(Beginning of Data shown)

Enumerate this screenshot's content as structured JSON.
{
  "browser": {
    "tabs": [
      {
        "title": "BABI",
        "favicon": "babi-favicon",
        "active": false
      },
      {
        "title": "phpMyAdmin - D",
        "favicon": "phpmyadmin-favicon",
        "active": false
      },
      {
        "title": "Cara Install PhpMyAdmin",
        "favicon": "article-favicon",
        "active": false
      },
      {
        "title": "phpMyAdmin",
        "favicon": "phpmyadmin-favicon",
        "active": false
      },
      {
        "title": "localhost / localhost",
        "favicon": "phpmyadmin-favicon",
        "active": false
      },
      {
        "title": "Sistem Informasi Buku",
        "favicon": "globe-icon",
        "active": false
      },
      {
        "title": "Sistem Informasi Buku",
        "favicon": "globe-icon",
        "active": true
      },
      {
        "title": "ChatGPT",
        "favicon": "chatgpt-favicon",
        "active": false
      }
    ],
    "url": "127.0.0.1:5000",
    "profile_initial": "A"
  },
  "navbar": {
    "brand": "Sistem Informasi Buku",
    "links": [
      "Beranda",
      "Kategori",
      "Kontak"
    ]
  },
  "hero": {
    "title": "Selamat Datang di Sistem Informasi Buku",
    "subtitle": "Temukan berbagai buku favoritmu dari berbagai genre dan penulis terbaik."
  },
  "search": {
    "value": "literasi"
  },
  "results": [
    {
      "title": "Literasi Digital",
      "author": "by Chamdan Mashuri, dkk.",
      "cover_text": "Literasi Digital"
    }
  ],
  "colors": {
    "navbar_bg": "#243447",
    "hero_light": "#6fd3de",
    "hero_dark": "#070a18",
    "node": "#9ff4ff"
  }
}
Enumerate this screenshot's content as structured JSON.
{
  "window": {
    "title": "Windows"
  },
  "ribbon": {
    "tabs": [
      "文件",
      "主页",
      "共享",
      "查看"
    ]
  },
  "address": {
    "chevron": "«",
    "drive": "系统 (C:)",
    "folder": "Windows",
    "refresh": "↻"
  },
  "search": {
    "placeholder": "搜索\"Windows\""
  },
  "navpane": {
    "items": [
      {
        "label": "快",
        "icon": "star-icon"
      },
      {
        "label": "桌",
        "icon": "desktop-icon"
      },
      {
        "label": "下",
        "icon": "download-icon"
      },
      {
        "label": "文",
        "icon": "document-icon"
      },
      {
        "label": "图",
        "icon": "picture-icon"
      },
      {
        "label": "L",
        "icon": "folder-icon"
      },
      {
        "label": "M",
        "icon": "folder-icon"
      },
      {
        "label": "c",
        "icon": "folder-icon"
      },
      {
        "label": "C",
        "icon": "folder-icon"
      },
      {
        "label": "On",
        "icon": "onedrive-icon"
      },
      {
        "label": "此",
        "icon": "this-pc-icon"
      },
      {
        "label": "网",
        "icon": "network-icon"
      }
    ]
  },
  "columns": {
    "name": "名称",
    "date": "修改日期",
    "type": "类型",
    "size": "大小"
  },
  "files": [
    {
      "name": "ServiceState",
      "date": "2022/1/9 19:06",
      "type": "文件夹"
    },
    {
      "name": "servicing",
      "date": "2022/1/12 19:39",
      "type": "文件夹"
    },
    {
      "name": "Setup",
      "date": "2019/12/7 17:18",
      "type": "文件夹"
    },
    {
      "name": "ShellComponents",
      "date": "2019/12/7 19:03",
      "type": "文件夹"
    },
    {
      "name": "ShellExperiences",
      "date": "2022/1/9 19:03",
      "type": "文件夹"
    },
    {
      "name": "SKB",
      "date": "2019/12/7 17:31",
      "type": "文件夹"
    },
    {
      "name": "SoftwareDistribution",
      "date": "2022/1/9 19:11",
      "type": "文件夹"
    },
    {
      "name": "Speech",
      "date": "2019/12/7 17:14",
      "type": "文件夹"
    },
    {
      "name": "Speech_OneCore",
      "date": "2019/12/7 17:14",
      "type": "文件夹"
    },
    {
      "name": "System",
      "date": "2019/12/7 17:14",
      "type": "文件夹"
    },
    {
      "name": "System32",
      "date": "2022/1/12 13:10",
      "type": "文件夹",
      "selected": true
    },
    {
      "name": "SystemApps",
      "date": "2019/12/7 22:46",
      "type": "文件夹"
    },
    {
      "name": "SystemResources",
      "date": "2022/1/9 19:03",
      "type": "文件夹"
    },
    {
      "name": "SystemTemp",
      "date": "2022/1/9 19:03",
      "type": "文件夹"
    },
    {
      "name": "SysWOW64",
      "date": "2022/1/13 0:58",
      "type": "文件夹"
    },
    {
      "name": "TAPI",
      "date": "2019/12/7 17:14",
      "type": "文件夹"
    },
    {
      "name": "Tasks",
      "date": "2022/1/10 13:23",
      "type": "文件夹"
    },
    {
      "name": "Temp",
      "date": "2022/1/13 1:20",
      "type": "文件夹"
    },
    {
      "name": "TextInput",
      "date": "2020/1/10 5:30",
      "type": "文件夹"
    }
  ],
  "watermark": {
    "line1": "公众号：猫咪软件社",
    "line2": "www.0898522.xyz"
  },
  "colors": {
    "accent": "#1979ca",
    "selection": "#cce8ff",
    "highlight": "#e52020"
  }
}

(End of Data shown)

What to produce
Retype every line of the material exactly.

Final answer
Enumerate this screenshot's content as structured JSON.
{
  "browser": {
    "tabs": [
      {
        "title": "BABI",
        "favicon": "babi-favicon",
        "active": false
      },
      {
        "title": "phpMyAdmin - D",
        "favicon": "phpmyadmin-favicon",
        "active": false
      },
      {
        "title": "Cara Install PhpMyAdmin",
        "favicon": "article-favicon",
        "active": false
      },
      {
        "title": "phpMyAdmin",
        "favicon": "phpmyadmin-favicon",
        "active": false
      },
      {
        "title": "localhost / localhost",
        "favicon": "phpmyadmin-favicon",
        "active": false
      },
      {
        "title": "Sistem Informasi Buku",
        "favicon": "globe-icon",
        "active": false
      },
      {
        "title": "Sistem Informasi Buku",
        "favicon": "globe-icon",
        "active": true
      },
      {
        "title": "ChatGPT",
        "favicon": "chatgpt-favicon",
        "active": false
      }
    ],
    "url": "127.0.0.1:5000",
    "profile_initial": "A"
  },
  "navbar": {
    "brand": "Sistem Informasi Buku",
    "links": [
      "Beranda",
      "Kategori",
      "Kontak"
    ]
  },
  "hero": {
    "title": "Selamat Datang di Sistem Informasi Buku",
    "subtitle": "Temukan berbagai buku favoritmu dari berbagai genre dan penulis terbaik."
  },
  "search": {
    "value": "literasi"
  },
  "results": [
    {
      "title": "Literasi Digital",
      "author": "by Chamdan Mashuri, dkk.",
      "cover_text": "Literasi Digital"
    }
  ],
  "colors": {
    "navbar_bg": "#243447",
    "hero_light": "#6fd3de",
    "hero_dark": "#070a18",
    "node": "#9ff4ff"
  }
}
Enumerate this screenshot's content as structured JSON.
{
  "window": {
    "title": "Windows"
  },
  "ribbon": {
    "tabs": [
      "文件",
      "主页",
      "共享",
      "查看"
    ]
  },
  "address": {
    "chevron": "«",
    "drive": "系统 (C:)",
    "folder": "Windows",
    "refresh": "↻"
  },
  "search": {
    "placeholder": "搜索\"Windows\""
  },
  "navpane": {
    "items": [
      {
        "label": "快",
        "icon": "star-icon"
      },
      {
        "label": "桌",
        "icon": "desktop-icon"
      },
      {
        "label": "下",
        "icon": "download-icon"
      },
      {
        "label": "文",
        "icon": "document-icon"
      },
      {
        "label": "图",
        "icon": "picture-icon"
      },
      {
        "label": "L",
        "icon": "folder-icon"
      },
      {
        "label": "M",
        "icon": "folder-icon"
      },
      {
        "label": "c",
        "icon": "folder-icon"
      },
      {
        "label": "C",
        "icon": "folder-icon"
      },
      {
        "label": "On",
        "icon": "onedrive-icon"
      },
      {
        "label": "此",
        "icon": "this-pc-icon"
      },
      {
        "label": "网",
        "icon": "network-icon"
      }
    ]
  },
  "columns": {
    "name": "名称",
    "date": "修改日期",
    "type": "类型",
    "size": "大小"
  },
  "files": [
    {
      "name": "ServiceState",
      "date": "2022/1/9 19:06",
      "type": "文件夹"
    },
    {
      "name": "servicing",
      "date": "2022/1/12 19:39",
      "type": "文件夹"
    },
    {
      "name": "Setup",
      "date": "2019/12/7 17:18",
      "type": "文件夹"
    },
    {
      "name": "ShellComponents",
      "date": "2019/12/7 19:03",
      "type": "文件夹"
    },
    {
      "name": "ShellExperiences",
      "date": "2022/1/9 19:03",
      "type": "文件夹"
    },
    {
      "name": "SKB",
      "date": "2019/12/7 17:31",
      "type": "文件夹"
    },
    {
      "name": "SoftwareDistribution",
      "date": "2022/1/9 19:11",
      "type": "文件夹"
    },
    {
      "name": "Speech",
      "date": "2019/12/7 17:14",
      "type": "文件夹"
    },
    {
      "name": "Speech_OneCore",
      "date": "2019/12/7 17:14",
      "type": "文件夹"
    },
    {
      "name": "System",
      "date": "2019/12/7 17:14",
      "type": "文件夹"
    },
    {
      "name": "System32",
      "date": "2022/1/12 13:10",
      "type": "文件夹",
      "selected": true
    },
    {
      "name": "SystemApps",
      "date": "2019/12/7 22:46",
      "type": "文件夹"
    },
    {
      "name": "SystemResources",
      "date": "2022/1/9 19:03",
      "type": "文件夹"
    },
    {
      "name": "SystemTemp",
      "date": "2022/1/9 19:03",
      "type": "文件夹"
    },
    {
      "name": "SysWOW64",
      "date": "2022/1/13 0:58",
      "type": "文件夹"
    },
    {
      "name": "TAPI",
      "date": "2019/12/7 17:14",
      "type": "文件夹"
    },
    {
      "name": "Tasks",
      "date": "2022/1/10 13:23",
      "type": "文件夹"
    },
    {
      "name": "Temp",
      "date": "2022/1/13 1:20",
      "type": "文件夹"
    },
    {
      "name": "TextInput",
      "date": "2020/1/10 5:30",
      "type": "文件夹"
    }
  ],
  "watermark": {
    "line1": "公众号：猫咪软件社",
    "line2": "www.0898522.xyz"
  },
  "colors": {
    "accent": "#1979ca",
    "selection": "#cce8ff",
    "highlight": "#e52020"
  }
}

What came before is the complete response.